Critically Appraising Medical Evidence: Checklists from The Critical Appraisal Skills Programme

The Critical Appraisal Skills Programme (CASP) is a non-profit UK organisation based in Oxford, which provides resources and education aiming to improve the critical appraisal of medical evidence. CASP freely provides critical appraisal checklists to apply to medical research under a Creative Commons license on their website as downloadable PDFs. This blog post provides web-versions of the critical appraisal checklists for four primary research types (randomised controlled trials, systematic reviews, cohort studies and case control studies), reformatted to make them more useful on laptops, tablets and smartphones.

Statistical Help from Statsdirect

This website discusses basic statistical principles and provides top-level explanations of a variety of statistical analysis methods.

Medical statistics made easy

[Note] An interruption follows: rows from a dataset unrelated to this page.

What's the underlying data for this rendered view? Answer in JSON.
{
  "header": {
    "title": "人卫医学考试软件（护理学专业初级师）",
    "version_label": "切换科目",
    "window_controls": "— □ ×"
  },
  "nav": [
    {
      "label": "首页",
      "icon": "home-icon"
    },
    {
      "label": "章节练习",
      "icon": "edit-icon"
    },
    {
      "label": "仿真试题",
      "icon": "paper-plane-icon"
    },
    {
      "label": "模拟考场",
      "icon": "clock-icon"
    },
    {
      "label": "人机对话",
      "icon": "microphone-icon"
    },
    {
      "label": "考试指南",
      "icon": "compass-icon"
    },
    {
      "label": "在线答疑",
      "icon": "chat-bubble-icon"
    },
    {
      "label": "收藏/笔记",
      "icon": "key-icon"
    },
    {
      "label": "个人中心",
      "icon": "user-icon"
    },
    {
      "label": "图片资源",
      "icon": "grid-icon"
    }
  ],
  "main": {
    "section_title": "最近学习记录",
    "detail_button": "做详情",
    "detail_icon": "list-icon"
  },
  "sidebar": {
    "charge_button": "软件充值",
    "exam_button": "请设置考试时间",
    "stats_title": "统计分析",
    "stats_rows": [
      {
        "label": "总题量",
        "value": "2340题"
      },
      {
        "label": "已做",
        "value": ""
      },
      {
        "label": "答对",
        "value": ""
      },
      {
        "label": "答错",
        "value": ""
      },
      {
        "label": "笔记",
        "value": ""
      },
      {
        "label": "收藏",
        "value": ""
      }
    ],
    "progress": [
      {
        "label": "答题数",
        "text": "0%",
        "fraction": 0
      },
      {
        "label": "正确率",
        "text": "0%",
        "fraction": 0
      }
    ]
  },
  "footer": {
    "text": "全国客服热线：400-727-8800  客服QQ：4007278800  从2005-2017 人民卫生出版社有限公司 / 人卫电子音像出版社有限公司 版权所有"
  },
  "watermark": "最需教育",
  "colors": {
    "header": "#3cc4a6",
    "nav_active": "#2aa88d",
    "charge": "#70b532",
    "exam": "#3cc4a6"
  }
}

This is a great little pocket book which runs through the basics of key statistics principles for anyone studying or working in medicine and healthcare who needs a basic overview of the subject. It’s a handy reference tool to keep within arm’s reach.